At some point during my junior year of high school, I decided it would be a good idea to buy a class ring. The salesman was on campus and was doing a good job of convincing the student population that this was a necessary piece of nostalgia. Buying my class ring seemed like this important rite of passage, like getting a driver’s license or landing that first job bagging groceries.
I don’t have my class ring anymore. Well, I can’t really say I don’t have it anymore. I just don’t know where it is. It could be in a box somewhere, still in my possession. Or it could be lost somewhere, never to be seen again. I don’t really miss it. I’m not a ring-wielding kind of guy anyway. After my freshman year of college, I just stopped thinking about wearing it. And it stopped fitting my finger, which probably played into why I stopped wearing it a little.
But I don’t really want to talk about my missing class ring. The story I want to tell is about my Dad’s missing class ring. Really… it’s a good story.
Dad graduated from William Fleming High School back in 1972. That’s not too important to the story, I just wanted to give you the approximate time frame. A few years later, he was living in an apartment complex in Roanoke called Frontier Apartments. This was just before he and my Mom got engaged, around 1977. While he was living there, the property owners decided to remodel the second story balconies on all the buildings. Remember that detail, because it becomes important later on.
He wasn’t sure when or where or how he misplaced his class ring, but at some point that year, he lost it.
And now we flash forward nearly 20 years. Mom received a phone call at the house one day. This is back when we all still had land lines. The lady on the phone asked if she had called the home of the Lee Peck that graduated from William Fleming High in 1972. Mom thought this was odd, but confirmed that identity. Maybe this was a call about an upcoming reunion. They were coming up on 25 years. But that’s not what it was about at all.
The woman that called began telling her story. Her grandchild was playing in her back yard and found this ring lying in the dirt and grass toward the back of the property. Turns out, it was Dad’s class ring. She found his name inscribed on the inside, then looked in the phone book for Lee Peck. She called the house and gave Mom directions to where she lived in Vinton (the next town over from Roanoke).
When Mom got to this woman’s home, they put their heads together and figured out just how my Dad’s high school ring could go missing somewhere in Roanoke, then turn up 20 years later in a random back yard in Vinton.

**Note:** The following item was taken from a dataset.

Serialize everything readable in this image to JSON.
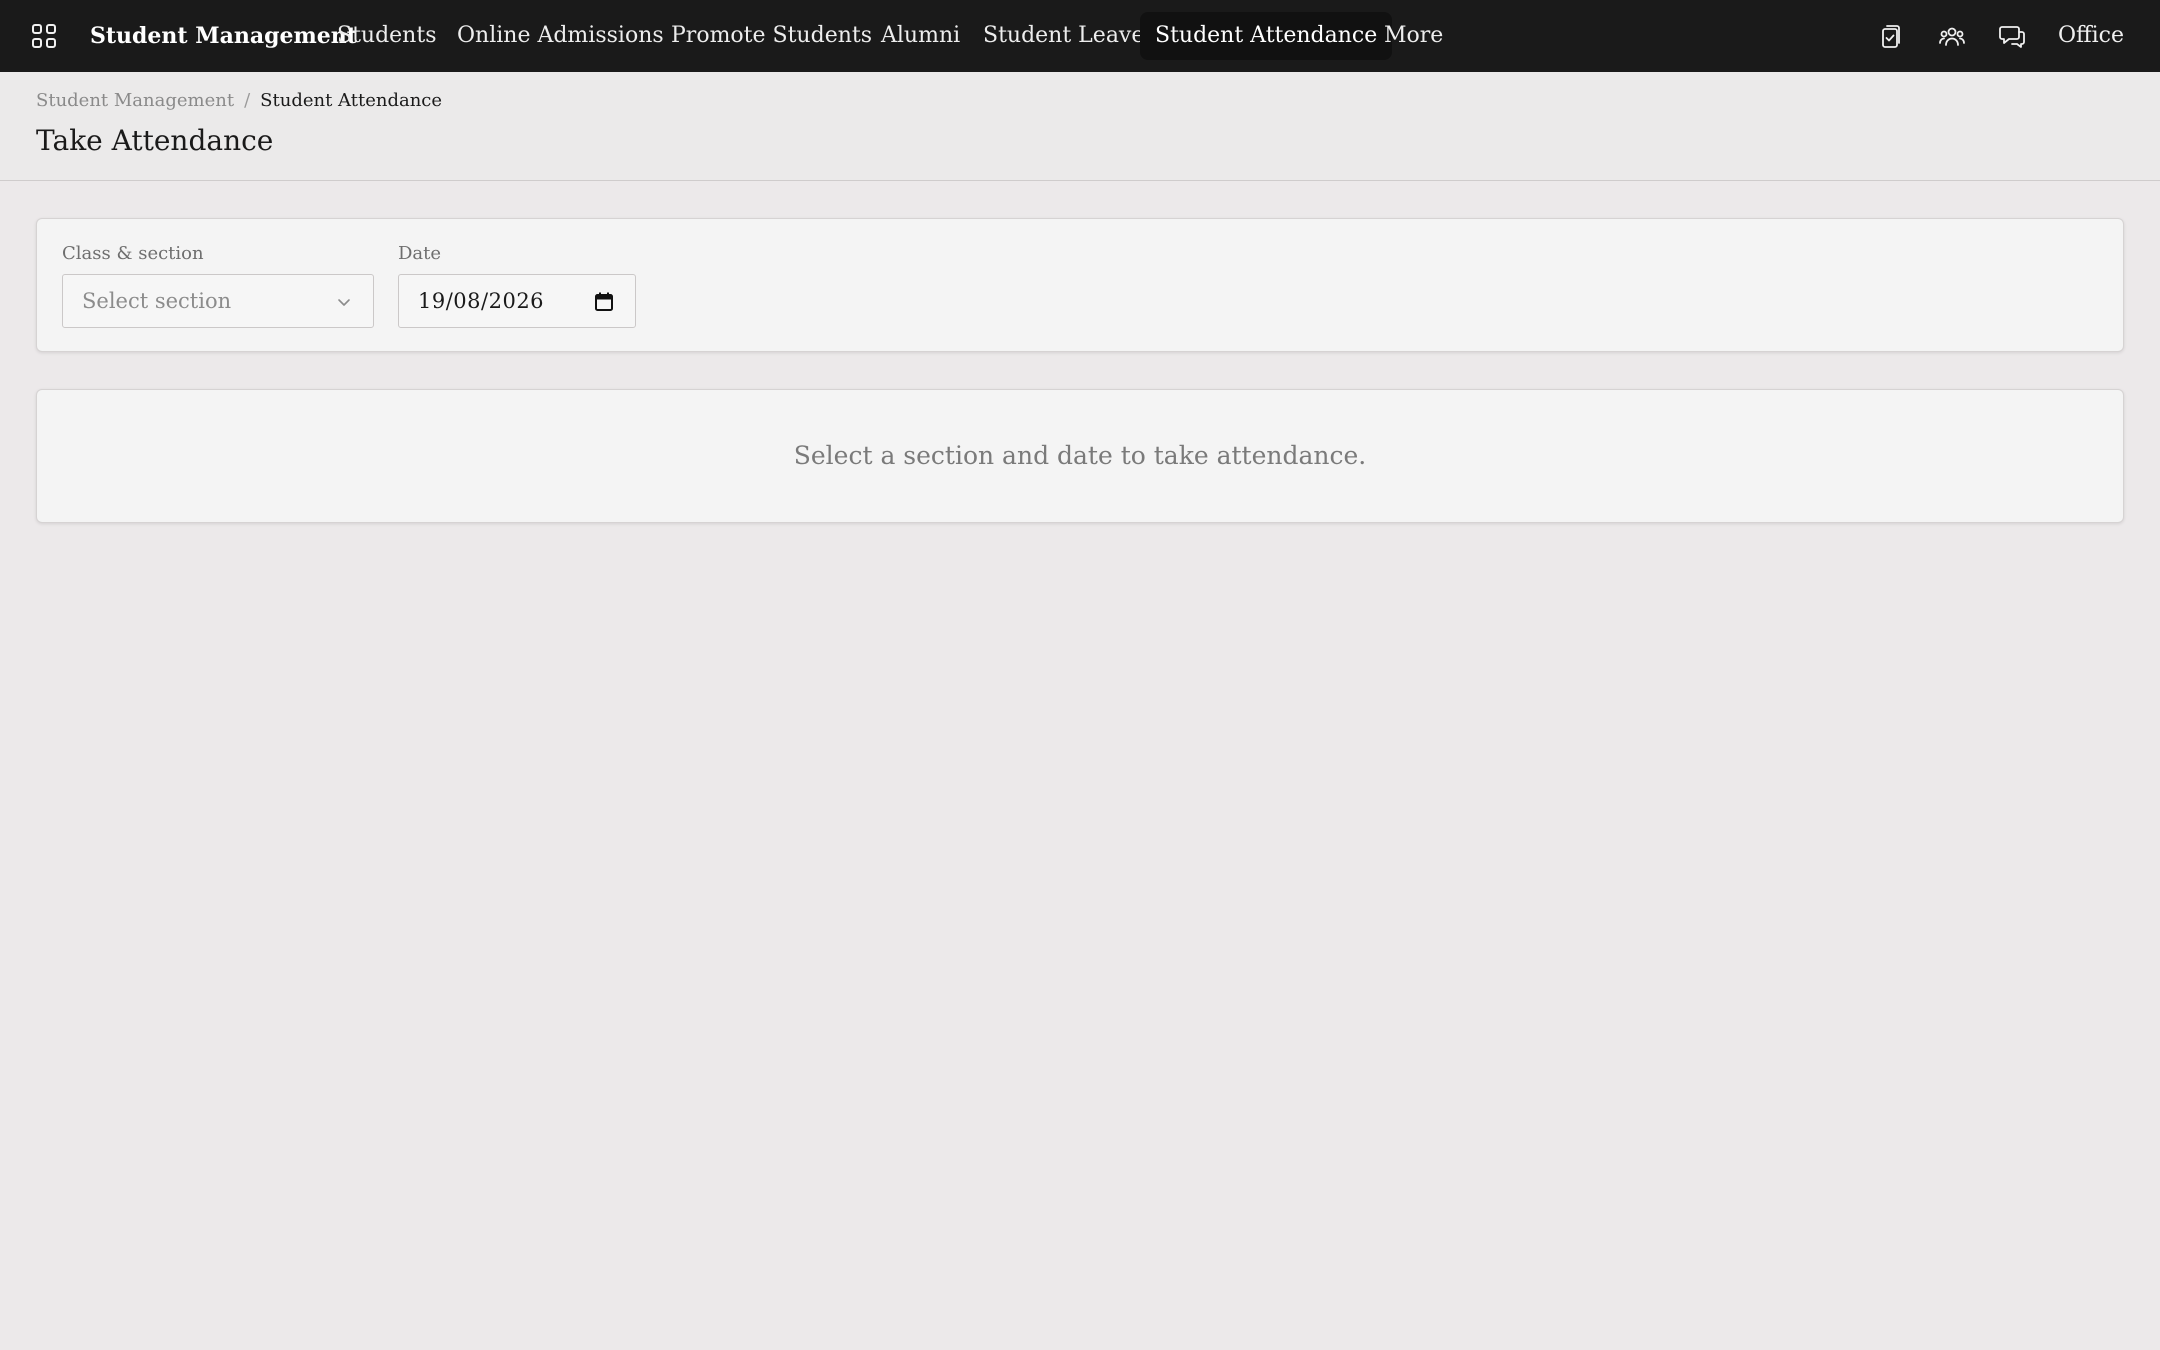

The woman’s in-laws, as it turned out, were the owners of Frontier Apartments, where Dad had once lived. When they decided to have the balconies remodeled, they gave all the old lumber from the demolished balconies to their son and his wife. That lumber sat in their back yard in Vinton for a long time. Somehow, Dad’s ring must have fallen into one of the scrap piles during the demolition. Maybe it got hung on a nail while it was being transported. Long after this family had gotten rid of the scrap, the ring laid there in their yard.Mom came home and surprised Dad with the found class ring. After 20 years, he figured he would never see the thing again. He wore it for a while after reacquiring it. Occasionally he would make April and I kiss the ring. It was all very Godfather. Eventually, I guess, he stopped wearing it again. I think April has it somewhere these days. She might have my class ring, too. Maybe I should ask her about it…